### YOUR INSTRUCTIONS
Return the lines of the data below in which the string "screenshot" occurs.

(Web page and app entries)
* * *

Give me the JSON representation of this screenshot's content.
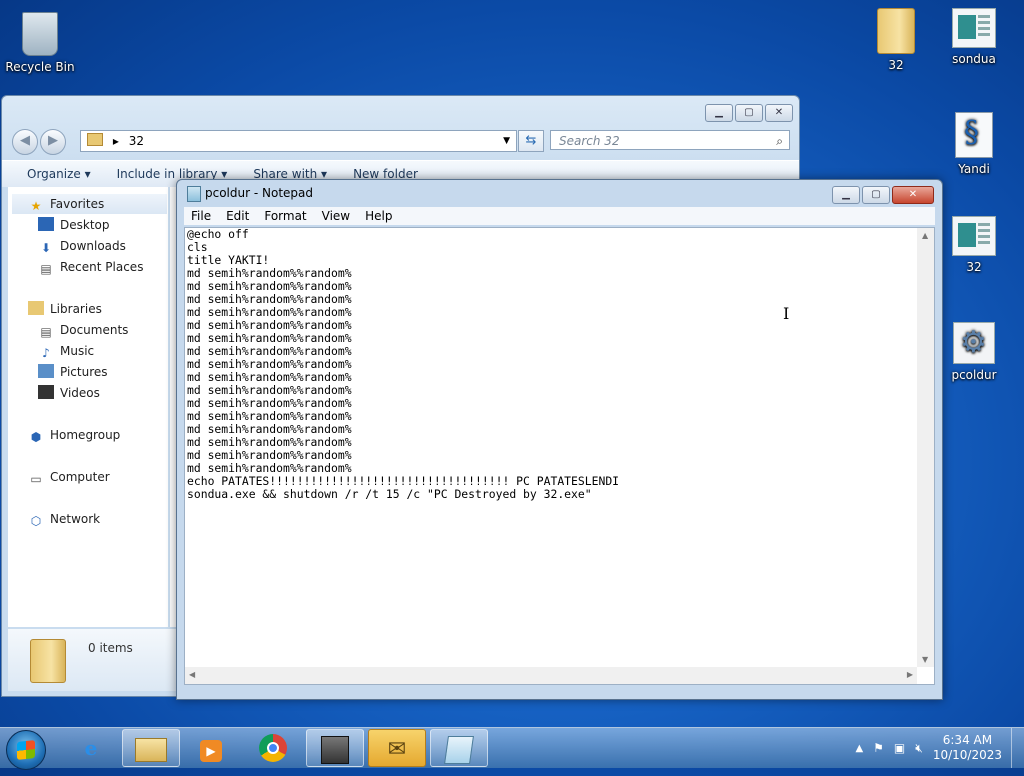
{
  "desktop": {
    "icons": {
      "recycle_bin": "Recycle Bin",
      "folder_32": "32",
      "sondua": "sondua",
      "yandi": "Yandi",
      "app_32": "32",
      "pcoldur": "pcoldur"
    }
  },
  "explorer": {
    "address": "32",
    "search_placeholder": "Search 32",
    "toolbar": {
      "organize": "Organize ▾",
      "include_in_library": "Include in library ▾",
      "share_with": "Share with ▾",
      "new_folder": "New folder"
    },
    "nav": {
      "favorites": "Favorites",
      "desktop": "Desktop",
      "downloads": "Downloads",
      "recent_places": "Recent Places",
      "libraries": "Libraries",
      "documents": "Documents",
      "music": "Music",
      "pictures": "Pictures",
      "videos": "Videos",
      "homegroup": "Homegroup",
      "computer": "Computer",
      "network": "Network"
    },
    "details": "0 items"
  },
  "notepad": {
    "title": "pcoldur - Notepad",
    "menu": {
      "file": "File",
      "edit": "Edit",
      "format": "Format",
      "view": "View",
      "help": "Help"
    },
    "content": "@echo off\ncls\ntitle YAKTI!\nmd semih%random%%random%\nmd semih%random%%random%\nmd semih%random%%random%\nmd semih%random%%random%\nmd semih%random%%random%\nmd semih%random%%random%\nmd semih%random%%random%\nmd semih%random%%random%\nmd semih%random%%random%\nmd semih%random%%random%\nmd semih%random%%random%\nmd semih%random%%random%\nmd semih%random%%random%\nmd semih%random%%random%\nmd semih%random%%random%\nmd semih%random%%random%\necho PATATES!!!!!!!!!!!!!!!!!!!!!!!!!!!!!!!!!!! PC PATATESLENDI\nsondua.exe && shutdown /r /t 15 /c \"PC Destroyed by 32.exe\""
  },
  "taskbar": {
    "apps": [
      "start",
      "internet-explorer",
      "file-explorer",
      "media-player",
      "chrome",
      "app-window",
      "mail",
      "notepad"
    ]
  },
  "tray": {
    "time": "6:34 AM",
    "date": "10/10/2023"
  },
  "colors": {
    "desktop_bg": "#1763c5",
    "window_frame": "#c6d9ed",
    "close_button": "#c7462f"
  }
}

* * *

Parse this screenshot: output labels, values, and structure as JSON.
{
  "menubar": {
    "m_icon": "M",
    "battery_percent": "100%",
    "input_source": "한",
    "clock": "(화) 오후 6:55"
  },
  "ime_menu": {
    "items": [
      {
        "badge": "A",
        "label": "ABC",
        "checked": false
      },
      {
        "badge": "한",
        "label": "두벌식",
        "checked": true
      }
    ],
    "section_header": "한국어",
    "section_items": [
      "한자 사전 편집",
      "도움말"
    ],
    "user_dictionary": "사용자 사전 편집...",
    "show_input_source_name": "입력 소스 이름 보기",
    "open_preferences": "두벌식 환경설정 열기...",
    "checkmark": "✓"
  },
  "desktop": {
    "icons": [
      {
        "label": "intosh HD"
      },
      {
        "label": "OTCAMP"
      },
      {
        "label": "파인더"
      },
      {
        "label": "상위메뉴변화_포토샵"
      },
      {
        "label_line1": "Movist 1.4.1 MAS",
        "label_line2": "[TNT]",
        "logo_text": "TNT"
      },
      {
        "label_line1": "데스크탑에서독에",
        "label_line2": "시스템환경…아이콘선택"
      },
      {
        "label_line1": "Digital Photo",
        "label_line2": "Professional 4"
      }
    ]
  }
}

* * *

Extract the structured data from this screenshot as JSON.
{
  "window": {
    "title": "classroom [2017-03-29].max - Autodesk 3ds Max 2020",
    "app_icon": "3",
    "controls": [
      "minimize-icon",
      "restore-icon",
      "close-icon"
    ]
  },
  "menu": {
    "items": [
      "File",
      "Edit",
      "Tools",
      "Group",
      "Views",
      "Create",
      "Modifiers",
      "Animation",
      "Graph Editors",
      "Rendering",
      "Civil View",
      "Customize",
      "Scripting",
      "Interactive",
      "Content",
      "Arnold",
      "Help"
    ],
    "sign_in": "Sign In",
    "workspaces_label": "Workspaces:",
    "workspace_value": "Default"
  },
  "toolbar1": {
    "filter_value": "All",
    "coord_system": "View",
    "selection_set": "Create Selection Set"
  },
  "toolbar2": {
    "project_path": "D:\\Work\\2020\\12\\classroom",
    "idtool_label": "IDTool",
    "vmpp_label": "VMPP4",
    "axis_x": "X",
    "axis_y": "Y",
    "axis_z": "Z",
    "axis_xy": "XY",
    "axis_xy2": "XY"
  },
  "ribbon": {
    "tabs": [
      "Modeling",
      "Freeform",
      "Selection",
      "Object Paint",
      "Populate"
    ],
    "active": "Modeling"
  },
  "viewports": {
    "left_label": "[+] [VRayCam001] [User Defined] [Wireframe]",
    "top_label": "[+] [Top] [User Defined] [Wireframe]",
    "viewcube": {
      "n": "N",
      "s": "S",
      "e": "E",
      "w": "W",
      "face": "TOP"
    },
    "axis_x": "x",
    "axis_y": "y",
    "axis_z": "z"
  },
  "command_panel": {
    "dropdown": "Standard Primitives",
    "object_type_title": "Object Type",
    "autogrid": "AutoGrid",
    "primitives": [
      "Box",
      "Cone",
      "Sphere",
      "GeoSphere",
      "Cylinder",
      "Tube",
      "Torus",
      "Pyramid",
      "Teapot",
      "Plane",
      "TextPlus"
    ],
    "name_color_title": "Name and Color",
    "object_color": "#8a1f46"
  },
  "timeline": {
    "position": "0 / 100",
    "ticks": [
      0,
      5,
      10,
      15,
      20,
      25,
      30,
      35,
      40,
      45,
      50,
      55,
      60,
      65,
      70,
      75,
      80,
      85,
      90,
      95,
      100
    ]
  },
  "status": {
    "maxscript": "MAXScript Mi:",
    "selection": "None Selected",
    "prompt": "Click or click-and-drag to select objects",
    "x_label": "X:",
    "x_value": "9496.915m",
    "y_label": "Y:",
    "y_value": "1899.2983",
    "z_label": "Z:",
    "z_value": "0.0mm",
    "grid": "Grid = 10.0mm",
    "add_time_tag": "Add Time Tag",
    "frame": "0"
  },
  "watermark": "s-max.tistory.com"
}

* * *

### SOLUTION TO THIS TASK
Give me the JSON representation of this screenshot's content.
Parse this screenshot: output labels, values, and structure as JSON.
Extract the structured data from this screenshot as JSON.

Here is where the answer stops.